The diverse nature of the clients increase the difficulty. At one end of the spectrum, there are solo expeditioners such as Colin O’Brady and Louis Rudd. These adventurers fly in with ALE to Union Glacier camp, but other than meteorological forecasting and potential emergency evacuation, they are largely self-sufficient.

The primary attractions for adventurers are, of course, the South Pole and Mount Vinson. Both goals feature their own staging camps and can be completed with varying levels of logistical support from ALE. Temporary field outposts can be set up across the continent, allowing for bespoke projects. Adventurers can bring their own guides, set off solo or hire support directly through ALE.

A map showing the various ALE camps (yellow markers). Photo: ALE

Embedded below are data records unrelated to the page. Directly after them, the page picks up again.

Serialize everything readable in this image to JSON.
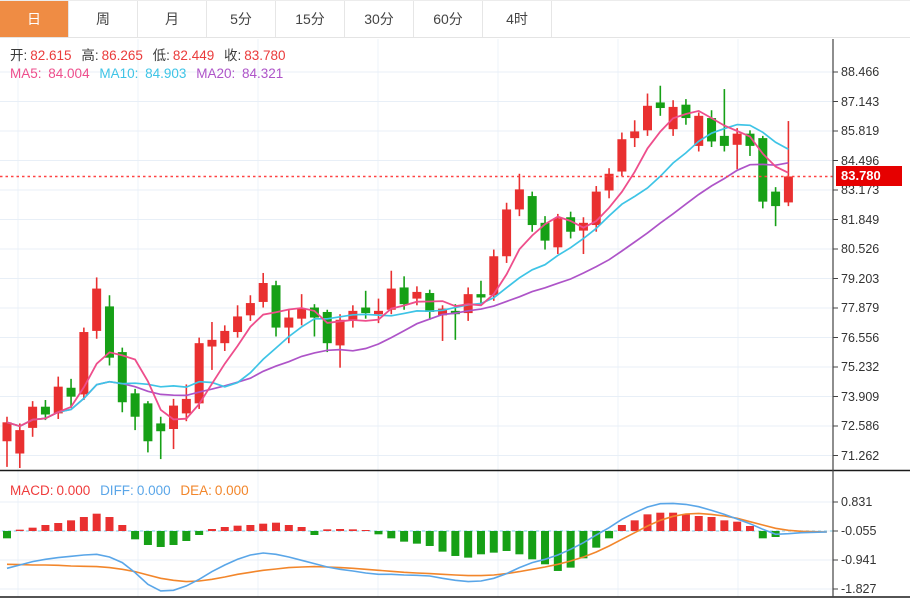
{
  "toolbar": {
    "tabs": [
      {
        "label": "日",
        "active": true
      },
      {
        "label": "周",
        "active": false
      },
      {
        "label": "月",
        "active": false
      },
      {
        "label": "5分",
        "active": false
      },
      {
        "label": "15分",
        "active": false
      },
      {
        "label": "30分",
        "active": false
      },
      {
        "label": "60分",
        "active": false
      },
      {
        "label": "4时",
        "active": false
      }
    ]
  },
  "info_bar": {
    "open_label": "开:",
    "open": "82.615",
    "high_label": "高:",
    "high": "86.265",
    "low_label": "低:",
    "low": "82.449",
    "close_label": "收:",
    "close": "83.780"
  },
  "ma_bar": {
    "ma5_label": "MA5:",
    "ma5": "84.004",
    "ma10_label": "MA10:",
    "ma10": "84.903",
    "ma20_label": "MA20:",
    "ma20": "84.321"
  },
  "macd_bar": {
    "macd_label": "MACD:",
    "macd": "0.000",
    "diff_label": "DIFF:",
    "diff": "0.000",
    "dea_label": "DEA:",
    "dea": "0.000"
  },
  "colors": {
    "accent_orange": "#ef8c44",
    "up_red": "#e93030",
    "down_green": "#16a016",
    "ma5_pink": "#ee4e8c",
    "ma10_cyan": "#3ec4e6",
    "ma20_purple": "#ae54c8",
    "diff_blue": "#5aa6e8",
    "dea_orange": "#f2862b",
    "macd_label_red": "#ef3b3b",
    "tag_red": "#e60000",
    "grid": "#e8eff7",
    "axis": "#444444",
    "zero_dash": "#a8dcef",
    "dotted_line_red": "#ff4343"
  },
  "chart_data": {
    "type": "candlestick+macd",
    "title": "",
    "legend": [
      "MA5",
      "MA10",
      "MA20",
      "MACD",
      "DIFF",
      "DEA"
    ],
    "grid": true,
    "price_axis": {
      "labels": [
        "88.466",
        "87.143",
        "85.819",
        "84.496",
        "83.173",
        "81.849",
        "80.526",
        "79.203",
        "77.879",
        "76.556",
        "75.232",
        "73.909",
        "72.586",
        "71.262"
      ],
      "max": 88.466,
      "min": 71.262
    },
    "macd_axis": {
      "labels": [
        "0.831",
        "-0.055",
        "-0.941",
        "-1.827"
      ]
    },
    "last_price_tag": "83.780",
    "last_price": 83.78,
    "candles_format": [
      "open",
      "high",
      "low",
      "close"
    ],
    "candles": [
      [
        71.9,
        73.0,
        70.75,
        72.75
      ],
      [
        71.35,
        72.7,
        70.7,
        72.4
      ],
      [
        72.5,
        73.7,
        72.1,
        73.45
      ],
      [
        73.45,
        73.75,
        72.85,
        73.1
      ],
      [
        73.15,
        74.8,
        72.9,
        74.35
      ],
      [
        74.3,
        74.7,
        73.4,
        73.9
      ],
      [
        74.0,
        77.0,
        73.75,
        76.8
      ],
      [
        76.85,
        79.25,
        76.5,
        78.75
      ],
      [
        77.95,
        78.45,
        75.3,
        75.65
      ],
      [
        75.9,
        76.1,
        73.2,
        73.65
      ],
      [
        74.05,
        74.25,
        72.4,
        73.0
      ],
      [
        73.6,
        73.7,
        71.4,
        71.9
      ],
      [
        72.7,
        73.0,
        71.1,
        72.35
      ],
      [
        72.45,
        73.8,
        71.55,
        73.5
      ],
      [
        73.15,
        74.45,
        72.8,
        73.8
      ],
      [
        73.6,
        76.55,
        73.35,
        76.3
      ],
      [
        76.15,
        77.25,
        75.1,
        76.45
      ],
      [
        76.3,
        77.1,
        75.95,
        76.85
      ],
      [
        76.8,
        78.0,
        76.55,
        77.5
      ],
      [
        77.55,
        78.45,
        77.3,
        78.1
      ],
      [
        78.15,
        79.45,
        77.9,
        79.0
      ],
      [
        78.9,
        79.1,
        76.6,
        77.0
      ],
      [
        77.0,
        77.8,
        76.3,
        77.45
      ],
      [
        77.4,
        78.5,
        77.1,
        77.85
      ],
      [
        77.9,
        78.05,
        76.6,
        77.45
      ],
      [
        77.7,
        77.8,
        75.9,
        76.3
      ],
      [
        76.2,
        77.6,
        75.2,
        77.35
      ],
      [
        77.3,
        78.0,
        77.0,
        77.75
      ],
      [
        77.9,
        78.65,
        77.4,
        77.65
      ],
      [
        77.6,
        78.3,
        77.2,
        77.75
      ],
      [
        77.8,
        79.55,
        77.6,
        78.75
      ],
      [
        78.8,
        79.3,
        77.8,
        78.05
      ],
      [
        78.3,
        78.85,
        78.0,
        78.6
      ],
      [
        78.55,
        78.7,
        77.35,
        77.7
      ],
      [
        77.55,
        78.0,
        76.4,
        77.85
      ],
      [
        77.75,
        78.05,
        76.45,
        77.6
      ],
      [
        77.65,
        78.8,
        77.3,
        78.5
      ],
      [
        78.5,
        79.1,
        78.0,
        78.35
      ],
      [
        78.45,
        80.5,
        78.2,
        80.2
      ],
      [
        80.2,
        82.6,
        79.9,
        82.3
      ],
      [
        82.3,
        83.9,
        82.0,
        83.2
      ],
      [
        82.9,
        83.1,
        81.3,
        81.6
      ],
      [
        81.7,
        82.0,
        80.5,
        80.9
      ],
      [
        80.6,
        82.1,
        80.3,
        81.9
      ],
      [
        81.95,
        82.2,
        81.0,
        81.3
      ],
      [
        81.35,
        81.95,
        80.3,
        81.7
      ],
      [
        81.6,
        83.35,
        81.3,
        83.1
      ],
      [
        83.15,
        84.15,
        82.8,
        83.9
      ],
      [
        84.0,
        85.75,
        83.8,
        85.45
      ],
      [
        85.5,
        86.3,
        85.1,
        85.8
      ],
      [
        85.85,
        87.5,
        85.6,
        86.95
      ],
      [
        87.1,
        87.85,
        86.5,
        86.85
      ],
      [
        85.9,
        87.2,
        85.6,
        86.9
      ],
      [
        87.0,
        87.25,
        86.1,
        86.4
      ],
      [
        85.15,
        86.65,
        84.9,
        86.5
      ],
      [
        86.4,
        86.75,
        85.1,
        85.35
      ],
      [
        85.6,
        87.7,
        84.9,
        85.15
      ],
      [
        85.2,
        85.95,
        84.1,
        85.7
      ],
      [
        85.7,
        85.85,
        84.7,
        85.15
      ],
      [
        85.5,
        85.6,
        82.35,
        82.65
      ],
      [
        83.1,
        83.3,
        81.55,
        82.45
      ],
      [
        82.615,
        86.265,
        82.449,
        83.78
      ]
    ],
    "ma_periods": [
      5,
      10,
      20
    ],
    "macd_hist": [
      -0.22,
      0.04,
      0.1,
      0.18,
      0.24,
      0.32,
      0.42,
      0.52,
      0.42,
      0.18,
      -0.25,
      -0.42,
      -0.48,
      -0.42,
      -0.3,
      -0.12,
      0.06,
      0.12,
      0.16,
      0.18,
      0.22,
      0.25,
      0.18,
      0.12,
      -0.12,
      0.05,
      0.06,
      0.05,
      0.03,
      -0.1,
      -0.22,
      -0.32,
      -0.38,
      -0.45,
      -0.62,
      -0.75,
      -0.8,
      -0.7,
      -0.65,
      -0.6,
      -0.7,
      -0.85,
      -1.0,
      -1.2,
      -1.1,
      -0.82,
      -0.5,
      -0.22,
      0.18,
      0.32,
      0.5,
      0.55,
      0.55,
      0.5,
      0.45,
      0.42,
      0.32,
      0.28,
      0.15,
      -0.22,
      -0.18,
      0.0
    ],
    "diff_line": [
      -1.12,
      -1.02,
      -0.92,
      -0.85,
      -0.8,
      -0.76,
      -0.72,
      -0.7,
      -0.78,
      -0.95,
      -1.25,
      -1.6,
      -1.8,
      -1.78,
      -1.65,
      -1.45,
      -1.22,
      -1.02,
      -0.85,
      -0.72,
      -0.66,
      -0.7,
      -0.78,
      -0.88,
      -0.98,
      -1.08,
      -1.15,
      -1.2,
      -1.26,
      -1.3,
      -1.3,
      -1.32,
      -1.33,
      -1.35,
      -1.42,
      -1.48,
      -1.52,
      -1.5,
      -1.42,
      -1.28,
      -1.1,
      -0.95,
      -0.85,
      -0.72,
      -0.55,
      -0.35,
      -0.12,
      0.1,
      0.35,
      0.55,
      0.72,
      0.82,
      0.83,
      0.8,
      0.73,
      0.62,
      0.5,
      0.36,
      0.22,
      0.05,
      -0.1,
      -0.08,
      -0.05,
      -0.04,
      -0.03
    ],
    "dea_line": [
      -1.0,
      -1.01,
      -1.02,
      -1.02,
      -1.03,
      -1.05,
      -1.06,
      -1.07,
      -1.1,
      -1.15,
      -1.22,
      -1.32,
      -1.42,
      -1.48,
      -1.52,
      -1.5,
      -1.45,
      -1.38,
      -1.3,
      -1.24,
      -1.18,
      -1.14,
      -1.1,
      -1.08,
      -1.07,
      -1.08,
      -1.1,
      -1.12,
      -1.15,
      -1.18,
      -1.21,
      -1.24,
      -1.26,
      -1.28,
      -1.3,
      -1.32,
      -1.34,
      -1.34,
      -1.32,
      -1.28,
      -1.22,
      -1.15,
      -1.08,
      -1.0,
      -0.9,
      -0.78,
      -0.63,
      -0.45,
      -0.25,
      -0.05,
      0.15,
      0.32,
      0.44,
      0.51,
      0.53,
      0.5,
      0.45,
      0.38,
      0.28,
      0.18,
      0.08,
      0.02,
      -0.01,
      -0.02,
      -0.03
    ]
  }
}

For all technical activities, ALE requires clients to detail previous expedition experience and complete a skills questionnaire before bookings are confirmed. “We look for an array of things: relevant experience — previous expeditions, mountains climbed or polar training courses,” says David Rootes. “We also look at their physical condition and any other activities that complement what they want to do in Antarctica. Guests can hire their own guide, request skills training at Union Glacier Camp or both to enhance their expedition.”

A guest takes off his down jacket at the end of a snack break. Photo: Carl Alvey/ALE

South Pole expeditions typically take about 58 days. Depending on weather, climbing Mount Vinson requires 12 days or more. Typically, ALE finds that clients don’t bite off more than they can chew. Rootes likens it to a moonwalk, with the difficulties of the location forcing everyone “whether they are a first-time visitor or a seasoned explorer [to become] completely involved in the everyday tasks of just living in such a remote place.”

At the other end of the client spectrum, adventurous tourists can stay at the luxury Three Glaciers camp. Situated in the foothills of the Heritage Range, this camp serves fine food and wine, and approximates a top-class hotel experience. Guests can take out snow bikes, go skiing and even skydive.

Skydivers exit a Twin Otter over Union Glacier. Photo: Adam Ungar/ALE

Their Gould Bay camp draws a different crowd. Built on frozen sea-ice in the southern Weddell Sea, it provides a base for those visiting the nearby 8,000-strong colony of emperor penguins.

Emperor penguin colony, under the midnight sun. Photo: David Rootes/ALE

Aside from ensuring clients arrive and depart safely, a key component of ALE’s work involves creating policies that uphold the environmental standards of the Antarctic Treaty. The treaty came into force in 1998, but much of the law is open to interpretation, forcing a great deal of self-regulation. ALE has tracked its carbon output for almost two decades and works to reduce its emissions every year. Field camps run mostly on solar power.

All human and operational waste needs to be removed too. To date, it seems to be working. Compared with other tourist peaks, Mount Vinson remains a very clean summit (though its status as the most remote, last discovered, last climbed and last-named of the Seven Summits probably helps).

Climbers approach the summit of Mount Vinson. Photo: Dylan Taylor/ALE

The 2019-2020 summer season is just days away. Last season saw drama aplenty, thanks to Rudd’s and O’Brady’s “race” across the continent and the unusually poor snow conditions that forced several unscheduled food drops and aborted expeditions. This season, Jenny Davis and Wendy Searle are going for new South Pole speed records and Geoff Wilson aims to complete the longest ever unsupported polar journey, a 5,600km snowkite expedition around the continent. Others, in the best Antarctic tradition (see Amundsen, Roald), want to keep their ambitious plans under wraps from everyone but ALE, the all-seeing logistics eye on the Southern Continent.